Stars are the common language for sustainability these days, but don’t be fooled; a five-star house is not the same as a five-star movie. The current five-star standard in house energy rating is intended to bring the worst performers up to a minimum benchmark and, in this case, that actually means five out of ten. Minimum requirements are likely to increase in the near future to six stars.
This house employs the key principles of passive solar design such as orientation and zoning. Habitable rooms are oriented to the north for maximum passive solar gain and include openable windows to the south to facilitate cross-ventilation, both of which are particularly important in Melbourne’s variable climate. External shading blocks unwanted summer sun while allowing winter sun penetration. Infrequently occupied wet areas are located on the south and grouped together to minimize pipework. Living spaces can be closed off from the hall and bedrooms to zone heating only where it is needed.

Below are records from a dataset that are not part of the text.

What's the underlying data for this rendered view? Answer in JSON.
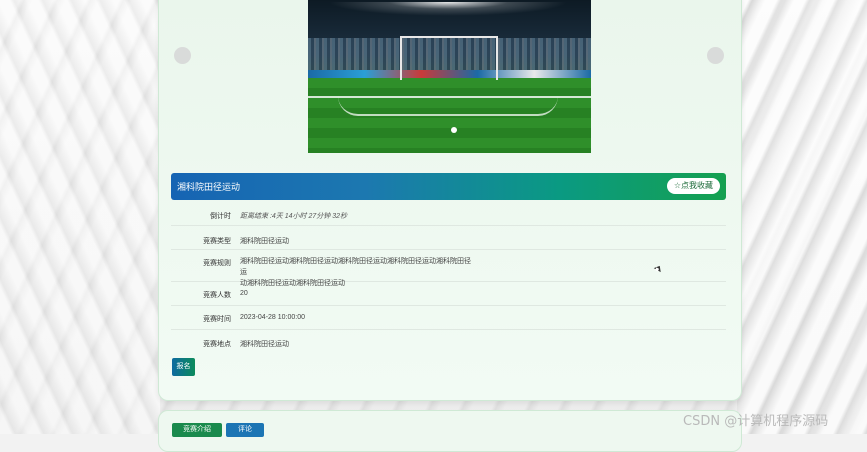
{
  "header": {
    "title": "湘科院田径运动",
    "favorite_label": "☆点我收藏"
  },
  "details": {
    "countdown_label": "倒计时",
    "countdown_value": "距离结束 :4天 14小时 27分钟 32秒",
    "type_label": "竞赛类型",
    "type_value": "湘科院田径运动",
    "rules_label": "竞赛规则",
    "rules_line1": "湘科院田径运动湘科院田径运动湘科院田径运动湘科院田径运动湘科院田径运",
    "rules_line2": "动湘科院田径运动湘科院田径运动",
    "count_label": "竞赛人数",
    "count_value": "20",
    "time_label": "竞赛时间",
    "time_value": "2023-04-28 10:00:00",
    "location_label": "竞赛地点",
    "location_value": "湘科院田径运动"
  },
  "buttons": {
    "signup": "报名",
    "tab_intro": "竞赛介绍",
    "tab_comments": "评论"
  },
  "watermark": "CSDN @计算机程序源码",
  "colors": {
    "header_gradient_start": "#1664b3",
    "header_gradient_end": "#15a050",
    "card_bg": "#eaf6ec"
  }
}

We use energy rating early in the design process, when there are more opportunities for cost-effective improvements. The initial design was tested with standard lightweight construction and modest insulation levels. It performed reasonably well, validating the design decisions we had made thus far. We then tested a range of upgrades, to compare the relative benefits of different construction and higher insulation. First, we tested concrete floors, for the stabilizing effects of thermal mass on internal temperatures. We looked at various wall constructions, such as brick veneer, reverse brick veneer (for internal thermal mass), and rendered polystyrene cladding (with added insulating properties). We then explored increasing insulation levels in floors, walls and ceiling/roof, including batts and reflective cellular insulation.
Our testing covered glazing upgrades, such as double glazing, low-e coatings and thermally efficient timber window frames. We fine-tuned the overall amount of glass. The optimal ratio of glazing-to-floor-area can vary depending on the orientation and design features like thermal mass.
If money were no object, we would use the best available specifications to achieve an exceptional energy rating. But these results need to be tempered with real-world considerations such as budget and site. After testing the various upgrades, we performed a cost–benefit analysis by comparing thermal benefit to cost and buildability.
Including an insulated concrete floor slab would achieve an extra star, but the sloping site meant this was difficult and cost prohibitive, so we opted for an insulated timber-framed floor. We did, however, use a small concrete slab in the sunken lounge to provide some exposed thermal mass in the main living space. For the external walls, the speed, efficiency, cost and thermal benefits of rendered polystyrene cladding made it an attractive option compared to brick. Window sizes were refined and double glazing selected for all windows except louvres, which cannot be double glazed but provide excellent ventilation, particularly for high-level heat exhaust.
Rating software rewards further glazing reductions, but we balanced this with other considerations, such as a visual and physical connection to the external environment. While cross-ventilation is acknowledged in the rating software, other elements such as daylight, amenity, views and architectural delight are not. When taken to the extreme, an Esky design (that is, a thermally efficient box) may achieve a high star rating, but does not make for very appealing housing!
These findings and decisions will not ring true in all cases – climate, block orientation, surrounding context, and the size and shape of the proposed design all affect the energy rating results. Additionally, a star rating can mean very little if the building is not used properly by occupants, or filled with high-energy appliances.
The Brighton Compact Green House includes many sustainable elements not addressed by energy ratings, including energy-efficient appliances and lighting, rain-water harvesting, grey water recycling, and environmentally friendly materials. The final cost-effective design achieved 6.3 stars, even without concrete floors or heavyweight walls.
- Zen Architects
Melbourne, Vic, Australia
- Project Team
- Penny Guild, Ben Callery, Ric Zen, Erika Bartak
Engineer Keith Patrick and Associates
Landscaping Stuart Beekmeyer and Grant Harper
Lighting and interiors Zen Architects
- Site details
Type New houses, Residential
- Project Details